* Your instructions
From the data that follows, copy every line holding the string "settings".

*** Opening of Exercise material ***

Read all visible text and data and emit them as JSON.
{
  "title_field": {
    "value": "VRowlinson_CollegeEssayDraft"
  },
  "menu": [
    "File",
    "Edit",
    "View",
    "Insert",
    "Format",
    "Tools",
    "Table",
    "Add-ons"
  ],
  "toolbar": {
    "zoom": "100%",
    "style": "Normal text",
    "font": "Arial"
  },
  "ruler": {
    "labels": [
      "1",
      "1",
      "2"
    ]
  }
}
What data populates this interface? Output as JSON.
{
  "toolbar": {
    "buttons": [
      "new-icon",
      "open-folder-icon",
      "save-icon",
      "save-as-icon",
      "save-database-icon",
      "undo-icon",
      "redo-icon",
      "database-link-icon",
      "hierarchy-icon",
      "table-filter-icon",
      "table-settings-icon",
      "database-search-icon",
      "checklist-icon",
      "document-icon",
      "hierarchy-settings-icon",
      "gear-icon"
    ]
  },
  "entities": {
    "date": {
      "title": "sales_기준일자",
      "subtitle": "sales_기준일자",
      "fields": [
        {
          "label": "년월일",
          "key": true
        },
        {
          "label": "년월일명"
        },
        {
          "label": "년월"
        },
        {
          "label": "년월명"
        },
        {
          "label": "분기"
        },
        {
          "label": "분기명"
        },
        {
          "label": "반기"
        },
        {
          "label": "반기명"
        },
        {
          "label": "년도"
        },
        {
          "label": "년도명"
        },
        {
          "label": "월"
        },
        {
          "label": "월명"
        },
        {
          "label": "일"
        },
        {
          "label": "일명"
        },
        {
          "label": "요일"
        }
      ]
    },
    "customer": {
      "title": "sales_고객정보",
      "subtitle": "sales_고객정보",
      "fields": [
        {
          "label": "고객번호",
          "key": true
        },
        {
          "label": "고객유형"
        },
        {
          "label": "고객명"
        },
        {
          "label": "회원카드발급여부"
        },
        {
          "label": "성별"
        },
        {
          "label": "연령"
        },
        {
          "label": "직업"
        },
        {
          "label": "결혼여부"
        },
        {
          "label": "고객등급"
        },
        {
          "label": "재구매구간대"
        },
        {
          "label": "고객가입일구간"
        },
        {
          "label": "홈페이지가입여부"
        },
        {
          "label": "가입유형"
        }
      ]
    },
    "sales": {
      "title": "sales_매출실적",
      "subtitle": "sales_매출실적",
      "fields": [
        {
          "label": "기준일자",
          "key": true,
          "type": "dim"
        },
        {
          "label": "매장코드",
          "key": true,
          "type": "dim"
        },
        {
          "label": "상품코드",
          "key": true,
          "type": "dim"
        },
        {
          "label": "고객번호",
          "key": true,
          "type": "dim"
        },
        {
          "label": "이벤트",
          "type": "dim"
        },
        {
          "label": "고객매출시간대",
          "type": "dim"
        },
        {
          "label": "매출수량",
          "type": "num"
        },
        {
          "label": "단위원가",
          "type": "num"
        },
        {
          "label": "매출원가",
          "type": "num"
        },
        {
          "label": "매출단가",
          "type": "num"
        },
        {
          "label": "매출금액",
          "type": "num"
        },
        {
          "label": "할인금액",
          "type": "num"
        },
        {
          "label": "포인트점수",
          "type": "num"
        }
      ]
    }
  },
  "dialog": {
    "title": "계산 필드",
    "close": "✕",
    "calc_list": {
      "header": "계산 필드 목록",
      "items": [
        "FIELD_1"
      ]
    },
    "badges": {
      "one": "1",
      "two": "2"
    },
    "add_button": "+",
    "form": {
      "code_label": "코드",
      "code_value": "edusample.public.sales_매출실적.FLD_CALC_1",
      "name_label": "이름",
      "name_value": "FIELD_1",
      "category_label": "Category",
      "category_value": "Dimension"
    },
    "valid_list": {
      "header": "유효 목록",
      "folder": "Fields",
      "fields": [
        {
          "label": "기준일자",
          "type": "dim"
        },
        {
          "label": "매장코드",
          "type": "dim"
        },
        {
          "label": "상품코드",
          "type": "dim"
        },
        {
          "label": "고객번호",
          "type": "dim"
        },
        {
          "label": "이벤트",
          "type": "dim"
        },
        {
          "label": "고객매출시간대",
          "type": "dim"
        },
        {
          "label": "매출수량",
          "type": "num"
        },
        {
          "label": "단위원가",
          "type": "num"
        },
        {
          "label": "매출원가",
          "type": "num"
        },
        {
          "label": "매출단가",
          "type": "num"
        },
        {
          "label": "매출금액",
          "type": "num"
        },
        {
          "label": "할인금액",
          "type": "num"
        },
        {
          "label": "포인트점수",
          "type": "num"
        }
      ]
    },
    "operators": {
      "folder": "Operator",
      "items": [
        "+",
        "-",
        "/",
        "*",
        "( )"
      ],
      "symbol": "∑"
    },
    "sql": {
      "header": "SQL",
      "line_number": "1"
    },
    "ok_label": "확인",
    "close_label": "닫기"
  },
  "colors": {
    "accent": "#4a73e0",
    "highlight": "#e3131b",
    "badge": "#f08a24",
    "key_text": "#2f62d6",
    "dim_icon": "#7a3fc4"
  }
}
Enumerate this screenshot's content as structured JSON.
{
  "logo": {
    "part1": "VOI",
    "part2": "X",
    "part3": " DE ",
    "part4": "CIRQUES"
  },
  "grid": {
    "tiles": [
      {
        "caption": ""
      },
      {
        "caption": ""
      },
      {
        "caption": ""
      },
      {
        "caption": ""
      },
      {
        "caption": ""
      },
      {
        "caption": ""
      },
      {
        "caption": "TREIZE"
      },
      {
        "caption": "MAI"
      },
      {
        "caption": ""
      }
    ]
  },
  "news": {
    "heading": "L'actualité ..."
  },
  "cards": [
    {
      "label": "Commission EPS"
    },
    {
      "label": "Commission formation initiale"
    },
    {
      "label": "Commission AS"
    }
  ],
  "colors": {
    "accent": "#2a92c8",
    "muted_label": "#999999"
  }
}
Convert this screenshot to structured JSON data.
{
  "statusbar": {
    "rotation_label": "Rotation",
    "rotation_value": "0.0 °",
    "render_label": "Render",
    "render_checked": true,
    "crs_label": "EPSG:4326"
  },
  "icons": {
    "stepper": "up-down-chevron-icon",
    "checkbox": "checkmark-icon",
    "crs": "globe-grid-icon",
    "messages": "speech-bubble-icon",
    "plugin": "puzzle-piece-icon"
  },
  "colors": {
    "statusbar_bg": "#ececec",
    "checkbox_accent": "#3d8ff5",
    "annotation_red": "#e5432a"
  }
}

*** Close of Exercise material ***

* Exercise answer
      "table-settings-icon",
      "hierarchy-settings-icon",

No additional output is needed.